It’s been a little more than a year since gunfire ripped through an office building in San Bernardino, California, where workers at the local health department had just finished hosting a holiday party. The terrorist attack, carried out by a former employee and his wife, happened on Dec. 2, 2015, and it resulted in 14 deaths and 22 serious injuries. The assailants escaped in a sport utility vehicle but were later shot and killed by police.

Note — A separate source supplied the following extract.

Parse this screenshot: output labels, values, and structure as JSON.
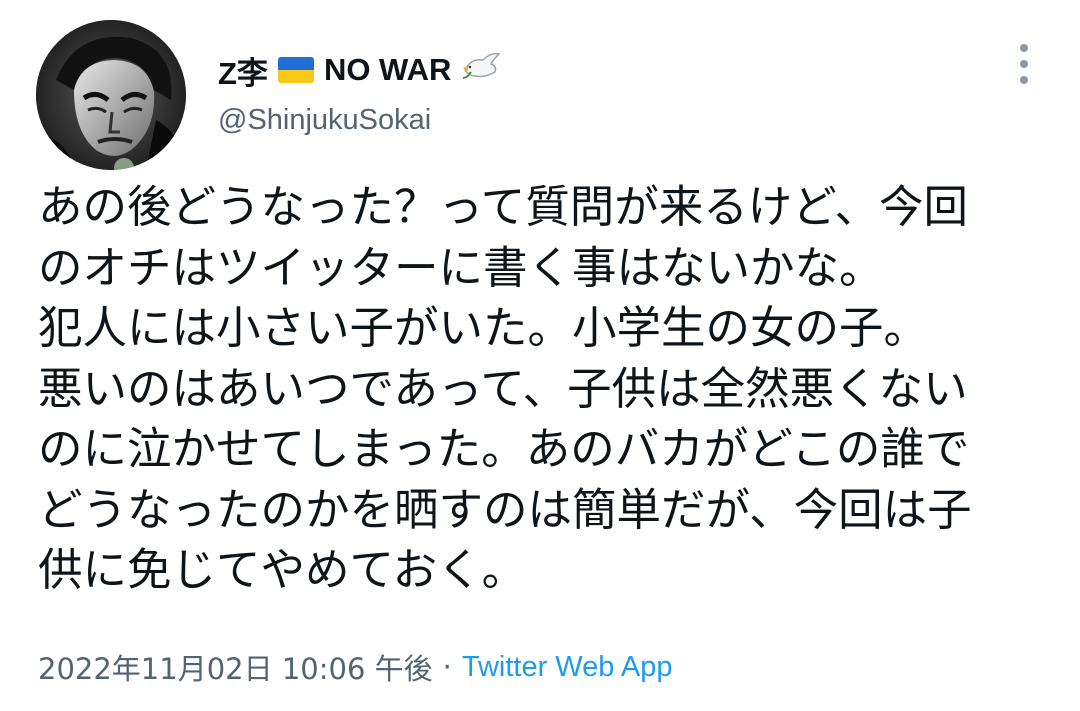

Today, neither the physical nor the emotional trauma has greatly subsided. Victims say it is further compounded by the fact that they are having to fight for full and continued workers’ compensation benefits. One woman says she has had numerous surgeries and subsequent infections. Her left hand is paralyzed. She has bullet fragments in her pelvis. She has suffered permanent tissue damage and scarring. The psychological trauma is intense. She needs more surgeries. A home health aid helps her with basic tasks. She can’t put on a bra. She can’t type. She can’t drive. She can’t do laundry. She can’t cut her own food. She can’t put on her socks and shoes.
Yet her visits from the home health aid have dwindled, and she is told they will likely end soon altogether. According to the Seattle Times, her requests for continued occupational and physical therapy have been denied. She was also denied continued use of her antidepressant medications. These are reportedly not the result of a conflict with her health insurer but instead with her employer. That’s because this incident was considered a form of workplace violence, and thus it falls under the umbrella of workers’ compensation.